The History Department emphasizes a thematic approach to the study of history. History is viewed not solely as a continuum of time but also as a continuum of competing and complementary narratives. Faculty emphasize the way history inculcates various ideologies and belief systems into the current panoply of the human experience. In many ways, history can be seen as ongoing creation myths, which inform people’s actions and reactions within today’s global dynamic. The study of history teaches vital skills necessary for an enlightened and educated individual, such as precise analytical thinking, an awareness of bias and reductive reasoning, a contemplation of value and morality, and the ability to write specifically and persuasively on such contemplative matters.
The art of discussion among students, as opposed to a question-and-answer format, is the methodological approach of history teachers at CRMS. In addition, emphasis is placed on the following core skills: reading, retention, crafting, and expression. Ultimately, these skills demand an active and dynamic partnership between teacher and student, between thought and delivery, between inquiry and result. For non-native English speakers, please see these additional course offerings.
This course is an introduction to global issues, providing students with a geographic approach that enables them to better understand the relationships between people and the environment. We examine world problems, conflicts, the unequal distribution of wealth and power, environmental concerns, and the locations and distribution of these issues, as well as relevant cultural components.
Seniors may choose from semester-long courses.

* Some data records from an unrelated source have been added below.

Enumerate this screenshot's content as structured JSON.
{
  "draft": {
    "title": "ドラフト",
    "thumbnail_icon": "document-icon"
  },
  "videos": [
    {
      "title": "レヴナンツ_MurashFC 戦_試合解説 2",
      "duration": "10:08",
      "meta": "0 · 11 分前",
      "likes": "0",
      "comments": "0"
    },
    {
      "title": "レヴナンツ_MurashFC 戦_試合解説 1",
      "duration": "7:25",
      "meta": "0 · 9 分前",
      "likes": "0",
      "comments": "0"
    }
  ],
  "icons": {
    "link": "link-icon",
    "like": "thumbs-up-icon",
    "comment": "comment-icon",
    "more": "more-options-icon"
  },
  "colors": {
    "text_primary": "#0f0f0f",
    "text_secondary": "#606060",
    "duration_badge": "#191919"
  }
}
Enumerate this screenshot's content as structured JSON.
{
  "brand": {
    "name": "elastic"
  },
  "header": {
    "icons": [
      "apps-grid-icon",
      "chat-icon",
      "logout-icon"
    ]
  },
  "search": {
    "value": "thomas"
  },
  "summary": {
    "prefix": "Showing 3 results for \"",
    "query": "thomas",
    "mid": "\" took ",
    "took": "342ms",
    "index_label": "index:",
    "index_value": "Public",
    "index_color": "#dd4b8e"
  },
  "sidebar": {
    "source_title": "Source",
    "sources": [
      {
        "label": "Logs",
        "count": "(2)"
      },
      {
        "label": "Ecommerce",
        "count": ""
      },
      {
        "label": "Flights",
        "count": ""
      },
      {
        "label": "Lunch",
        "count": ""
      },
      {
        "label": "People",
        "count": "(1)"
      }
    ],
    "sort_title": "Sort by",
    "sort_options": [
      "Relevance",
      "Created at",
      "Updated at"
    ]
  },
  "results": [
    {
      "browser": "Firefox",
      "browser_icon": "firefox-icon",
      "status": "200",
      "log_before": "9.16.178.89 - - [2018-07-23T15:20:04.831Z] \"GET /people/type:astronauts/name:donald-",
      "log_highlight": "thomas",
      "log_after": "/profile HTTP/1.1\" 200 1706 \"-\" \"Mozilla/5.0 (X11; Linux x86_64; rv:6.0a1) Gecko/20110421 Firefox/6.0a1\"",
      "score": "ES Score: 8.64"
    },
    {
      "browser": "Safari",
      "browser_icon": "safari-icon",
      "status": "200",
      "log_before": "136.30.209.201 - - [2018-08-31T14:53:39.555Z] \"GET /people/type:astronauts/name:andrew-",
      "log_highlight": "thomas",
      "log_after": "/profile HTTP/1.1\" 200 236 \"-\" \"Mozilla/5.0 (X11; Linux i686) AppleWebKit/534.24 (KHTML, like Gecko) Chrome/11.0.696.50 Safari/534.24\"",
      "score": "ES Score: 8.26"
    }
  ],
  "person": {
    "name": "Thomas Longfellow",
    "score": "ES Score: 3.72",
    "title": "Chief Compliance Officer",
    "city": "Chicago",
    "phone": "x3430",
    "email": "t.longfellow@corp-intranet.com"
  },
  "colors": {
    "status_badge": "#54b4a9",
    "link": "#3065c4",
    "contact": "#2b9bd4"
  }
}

Geopol will examine significant international and domestic geopolitical situations. A geographic approach enables students to clarify their views and participate in complex issues with a sense of power. We study numerous geopolitical issues from the drug wars in Columbia to other foreign policy decisions made by the United States in the past 40 years. Essays and video interviews with terrorists and soldiers reveal insights into the origins of conflicts from the Middle East to Africa to America. Domestic issues will include an examination of the racial landscape in America. Interviews with gang members and police officers offer profound insights into our views on race as we explore Affirmative Action and local racism. We will also look at the distribution of wealth in America and the critical economic and political issues. Renowned authors like Hanna Arendt, Yevtushenko, Martin Luther King, Machiavelli, and Camus provide abundant grist for enthusiastic conversations and papers. In Geopolitical Studies, students debate, discuss, speak, and write as they clarify their views about critical issues. The University of Colorado will recognize Geopolitical Studies for 3 semester hours of credit in history; Students interested in this option must contact the university prior to the start of the course.